lusitania warning

This is the “warning” the German Embassy published in the New York Times 100 years ago today. Would you still go?

Herein lies the deadly game of poker that both nations were playing, perhaps without realizing its full import. Germany’s naval capability was pretty weak. But they couldn’t very well back away from the table. Throwing down a card saying, “You better be careful, we’ll sink your ships,” seemed like bluff, and at first it may have been. Britain responded by calling Germany’s bluff. “Oh yeah? You just try it, you bastards!” No one really thought they would.

Was that a reasonable assumption, especially when the chips on the table were the lives of hundreds of innocent people? Seen from the standpoint of 1915, it probably was. Nothing like the Lusitania disaster had ever happened before. The war in France was horrible and ugly, but aside from the civilians who lived there–most of whom fled, or tried to–those horrors were being faced by trained military men, not innocent non-combatants. A few months previously, at Christmas 1914, the British and Germans on the Western Front held an unofficial cease-fire and played soccer between the lines. There was still a sense of decency and fair play in war. Most of the commanders on both sides came up through the ranks in the late 19th century, when Victorian morals held war as a sort of sporting contest, not all-out slaughter. They were, on both sides, tragically naive.

So that was how things stood when the Lusitania left Pier 54 in New York on May 1, 1915. The German Embassy had even tried to underscore the danger by running an ad in the New York Times warning passengers going on the voyage that they were sailing into a war zone. If they saw it, certainly not very many were swayed by it enough to cancel. Lusitania was not a warship. Conspiracy theories about what might have been in her hold aside, it was a huge stretch to claim that the world’s largest passenger liner still in service was a military target.

Lusitania aftermath

The aftermath of the Lusitania disaster. The ship went down in 18 minutes.

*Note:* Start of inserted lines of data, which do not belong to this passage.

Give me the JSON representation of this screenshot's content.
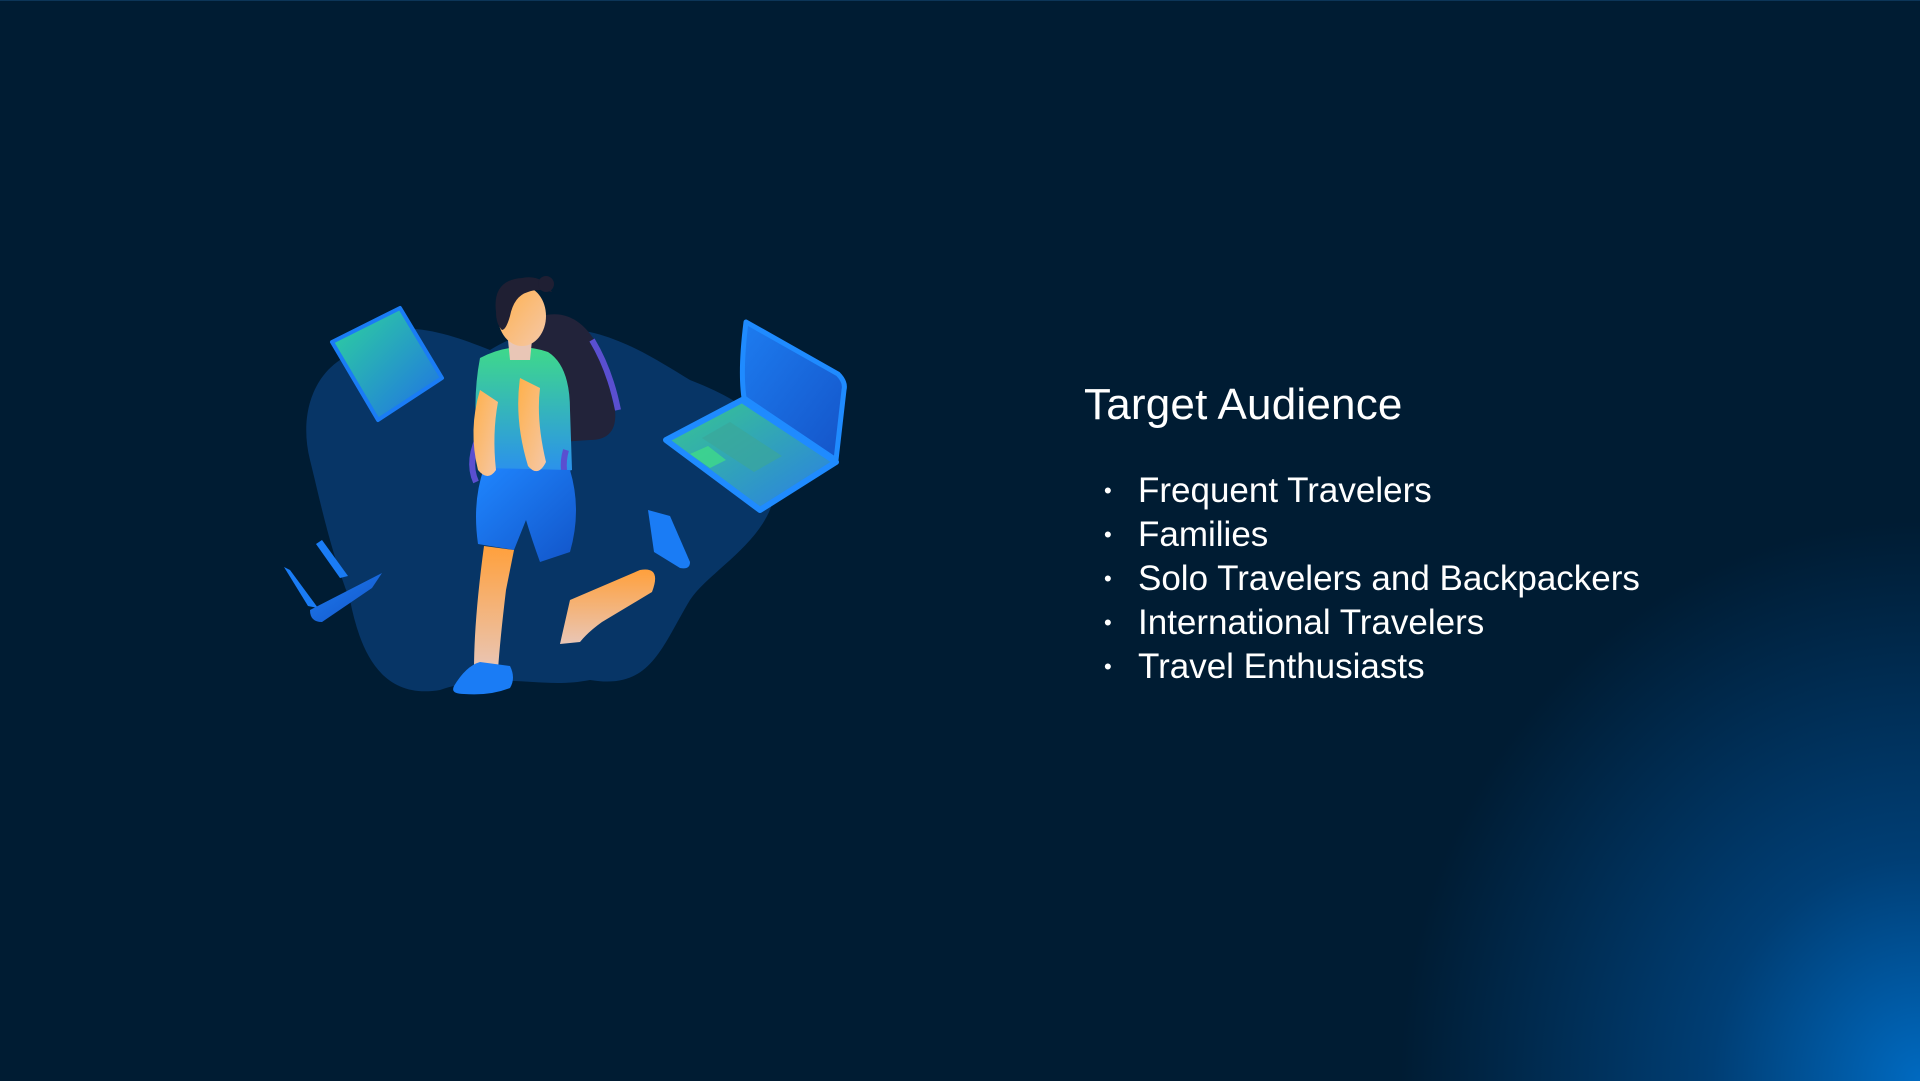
{
  "slide": {
    "title": "Target Audience",
    "bullet_symbol": "•",
    "items": [
      {
        "label": "Frequent Travelers"
      },
      {
        "label": "Families"
      },
      {
        "label": "Solo Travelers and Backpackers"
      },
      {
        "label": "International Travelers"
      },
      {
        "label": "Travel Enthusiasts"
      }
    ]
  },
  "illustration": {
    "icon": "traveler-with-backpack-and-laptops-icon"
  },
  "colors": {
    "background": "#001c33",
    "corner_glow": "#006ec8",
    "blob": "#073566",
    "accent_blue": "#1a7cf5",
    "accent_green": "#3fd98a",
    "skin_orange": "#ffa03c",
    "text": "#ffffff"
  }
}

A week later off the Irish coast Kapitanleutnant Walther Schweiger, the commander of the submarine U-20, just happened to get lucky. Everything went wrong for Lusitania: her Royal Navy escort stood her up, her captain made the wrong decision about zigzagging, and weather conditions were perfect for the ship to be spotted from a periscope. Furthermore, unbeknownst to no one, coal dust was floating around in Lusitania‘s almost-empty coal bunkers, which could easily ignite from a spark and blow the whole bottom of the ship out. When Schweiger and his men saw the unmistakable profile of the ship approaching, and at a speed and course that made a shot feasible, the sub captain was now handed the high card that the German nation was probably unsure it really wanted to play, at least not in these circumstances. After all, thousands of people could die, and there were almost certainly neutrals–Americans, specifically–among them. The whole course of world history might be altered. And the true nature of war in the 20th century might never be the same.

We can’t know, but I suspect when he had to make that decision, Schweiger peered through the periscope, broke out in a cold sweat and asked himself, “Crap. Do I really want to do this?”

Whether he wanted to or not, he did.

All images in this article are, so far as I know, in the public domain; the header is a composite compiled by me from free images.